WORK INSTRUCTION =>
Count every line in the data that contains the word "first", then report that number alone.

[Data about app and page elements]

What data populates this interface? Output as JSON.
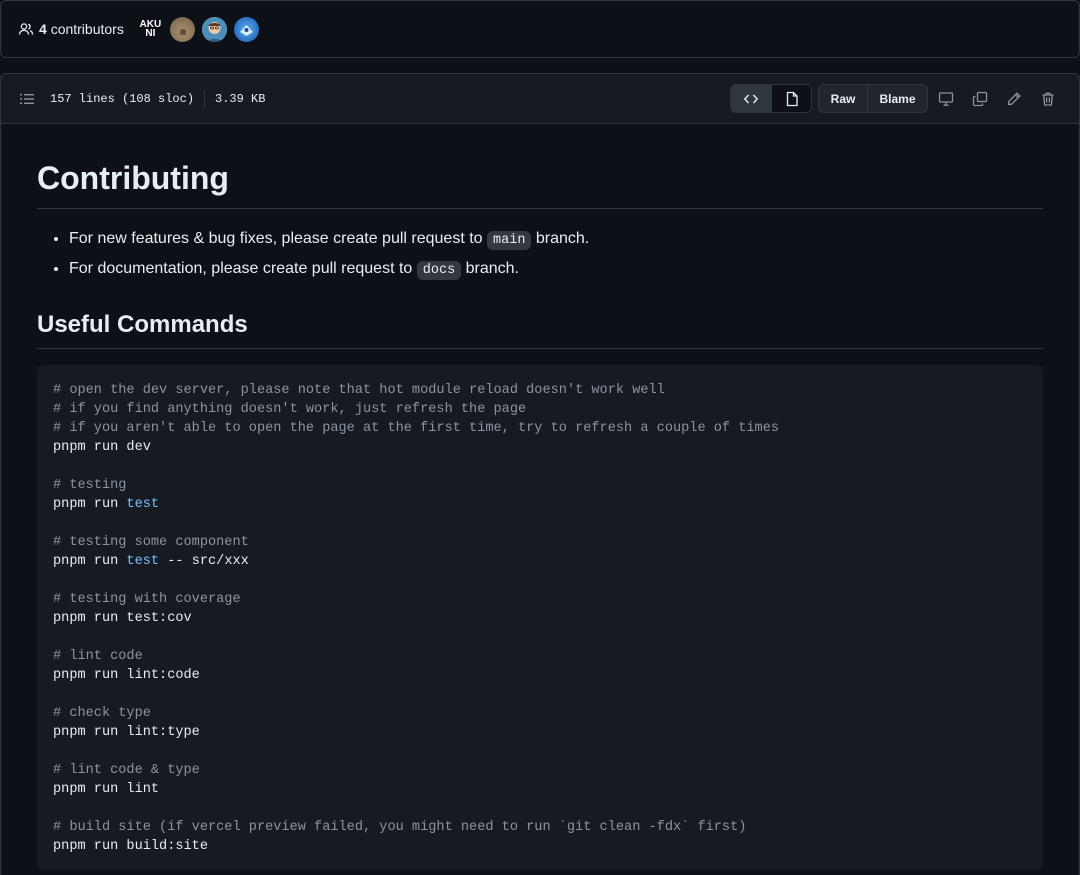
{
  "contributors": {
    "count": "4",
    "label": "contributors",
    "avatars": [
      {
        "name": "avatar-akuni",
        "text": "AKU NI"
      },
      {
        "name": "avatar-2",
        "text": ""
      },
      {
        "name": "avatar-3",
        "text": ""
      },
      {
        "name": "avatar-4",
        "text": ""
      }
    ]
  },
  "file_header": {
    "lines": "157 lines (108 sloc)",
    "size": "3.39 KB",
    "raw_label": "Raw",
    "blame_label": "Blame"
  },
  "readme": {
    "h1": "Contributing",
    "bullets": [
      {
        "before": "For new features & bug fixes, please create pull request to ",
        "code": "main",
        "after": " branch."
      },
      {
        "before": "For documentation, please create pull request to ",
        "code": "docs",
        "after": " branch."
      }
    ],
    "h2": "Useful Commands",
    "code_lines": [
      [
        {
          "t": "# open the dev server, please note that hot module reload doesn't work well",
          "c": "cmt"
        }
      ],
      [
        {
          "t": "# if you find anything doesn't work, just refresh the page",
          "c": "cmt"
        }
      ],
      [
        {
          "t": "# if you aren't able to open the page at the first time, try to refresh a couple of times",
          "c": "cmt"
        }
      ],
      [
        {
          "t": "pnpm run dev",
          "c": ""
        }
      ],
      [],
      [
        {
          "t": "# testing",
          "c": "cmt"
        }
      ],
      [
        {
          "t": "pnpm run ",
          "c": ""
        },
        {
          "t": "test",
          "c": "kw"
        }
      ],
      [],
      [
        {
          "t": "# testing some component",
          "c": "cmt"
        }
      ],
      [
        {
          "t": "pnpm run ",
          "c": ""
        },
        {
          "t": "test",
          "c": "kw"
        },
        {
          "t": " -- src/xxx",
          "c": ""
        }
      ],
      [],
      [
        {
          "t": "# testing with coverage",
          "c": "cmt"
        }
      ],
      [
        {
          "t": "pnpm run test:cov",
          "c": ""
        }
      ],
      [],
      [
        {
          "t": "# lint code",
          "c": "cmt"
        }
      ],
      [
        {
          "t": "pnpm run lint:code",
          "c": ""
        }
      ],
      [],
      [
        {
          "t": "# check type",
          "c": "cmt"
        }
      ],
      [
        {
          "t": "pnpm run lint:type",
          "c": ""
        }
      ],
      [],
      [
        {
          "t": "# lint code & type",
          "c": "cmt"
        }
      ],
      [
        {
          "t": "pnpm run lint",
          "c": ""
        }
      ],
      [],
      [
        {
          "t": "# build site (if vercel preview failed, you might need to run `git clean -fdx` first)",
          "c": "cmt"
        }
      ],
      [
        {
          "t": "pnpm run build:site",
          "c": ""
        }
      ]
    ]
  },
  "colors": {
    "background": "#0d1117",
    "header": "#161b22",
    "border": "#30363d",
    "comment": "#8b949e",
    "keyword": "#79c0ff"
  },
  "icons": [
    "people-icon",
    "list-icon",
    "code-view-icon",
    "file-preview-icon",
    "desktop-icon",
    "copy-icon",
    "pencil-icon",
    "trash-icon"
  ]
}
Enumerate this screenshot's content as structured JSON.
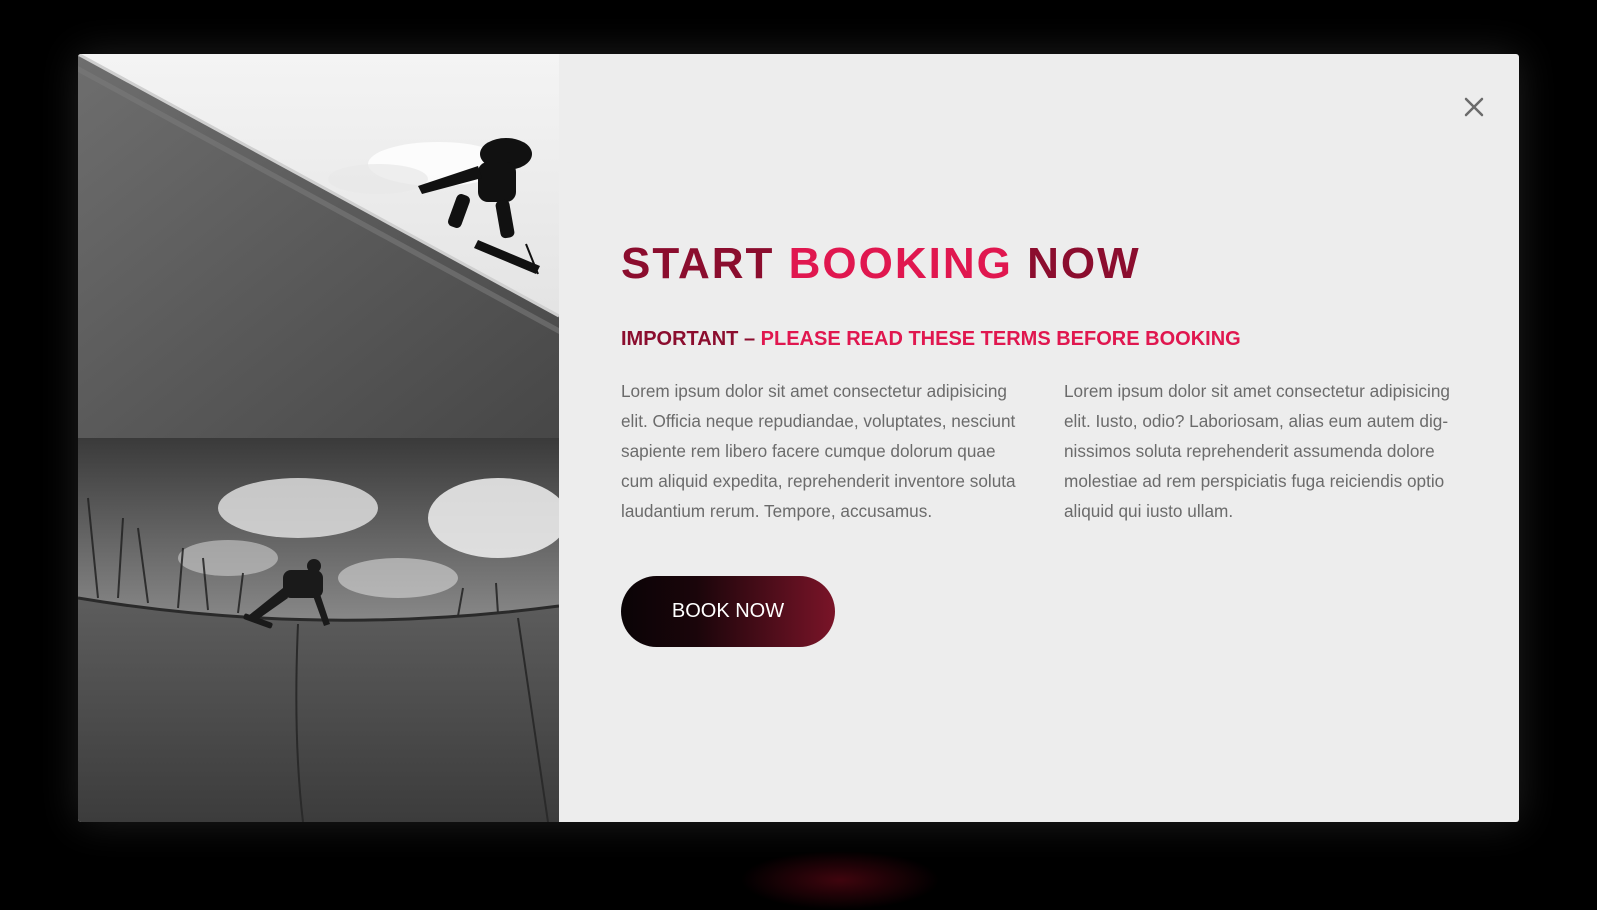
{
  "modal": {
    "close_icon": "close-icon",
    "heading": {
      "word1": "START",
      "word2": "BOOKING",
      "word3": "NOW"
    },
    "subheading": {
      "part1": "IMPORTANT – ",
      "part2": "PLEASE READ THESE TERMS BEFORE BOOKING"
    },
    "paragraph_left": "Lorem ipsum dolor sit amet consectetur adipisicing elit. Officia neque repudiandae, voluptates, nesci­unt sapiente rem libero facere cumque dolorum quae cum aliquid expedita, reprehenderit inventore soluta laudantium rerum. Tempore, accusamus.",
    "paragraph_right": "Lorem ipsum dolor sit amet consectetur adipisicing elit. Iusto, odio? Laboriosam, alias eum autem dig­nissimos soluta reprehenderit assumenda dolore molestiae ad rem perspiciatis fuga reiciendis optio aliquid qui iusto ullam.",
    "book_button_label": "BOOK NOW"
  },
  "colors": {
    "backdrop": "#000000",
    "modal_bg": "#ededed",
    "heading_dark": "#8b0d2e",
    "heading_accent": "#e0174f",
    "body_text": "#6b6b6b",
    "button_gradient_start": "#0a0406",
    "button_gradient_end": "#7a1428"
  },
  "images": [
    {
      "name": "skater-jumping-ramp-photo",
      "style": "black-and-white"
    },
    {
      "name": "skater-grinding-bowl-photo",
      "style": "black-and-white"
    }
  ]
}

THE COMPLETED TASK =>
2